Task:
Work through the lines below and count those holding "ebook"; reply with the number only.

Web page and app entries:
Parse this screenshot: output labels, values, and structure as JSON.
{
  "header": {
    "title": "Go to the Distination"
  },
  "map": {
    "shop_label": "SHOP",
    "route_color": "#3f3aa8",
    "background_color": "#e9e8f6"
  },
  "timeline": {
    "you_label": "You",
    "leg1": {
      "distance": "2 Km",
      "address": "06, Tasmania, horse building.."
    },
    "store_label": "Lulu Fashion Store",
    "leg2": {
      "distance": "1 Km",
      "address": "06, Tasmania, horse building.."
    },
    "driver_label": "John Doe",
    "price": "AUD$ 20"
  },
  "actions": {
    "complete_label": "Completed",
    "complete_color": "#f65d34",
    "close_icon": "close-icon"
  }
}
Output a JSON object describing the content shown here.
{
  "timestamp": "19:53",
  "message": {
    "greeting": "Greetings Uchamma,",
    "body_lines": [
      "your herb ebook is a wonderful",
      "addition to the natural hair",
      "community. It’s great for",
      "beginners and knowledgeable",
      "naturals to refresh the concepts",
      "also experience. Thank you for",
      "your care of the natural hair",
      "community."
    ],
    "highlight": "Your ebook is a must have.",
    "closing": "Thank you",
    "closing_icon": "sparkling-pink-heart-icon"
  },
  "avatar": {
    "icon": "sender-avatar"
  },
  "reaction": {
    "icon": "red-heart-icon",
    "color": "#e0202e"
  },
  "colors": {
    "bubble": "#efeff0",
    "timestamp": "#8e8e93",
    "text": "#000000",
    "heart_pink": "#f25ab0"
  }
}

Output of the task:
2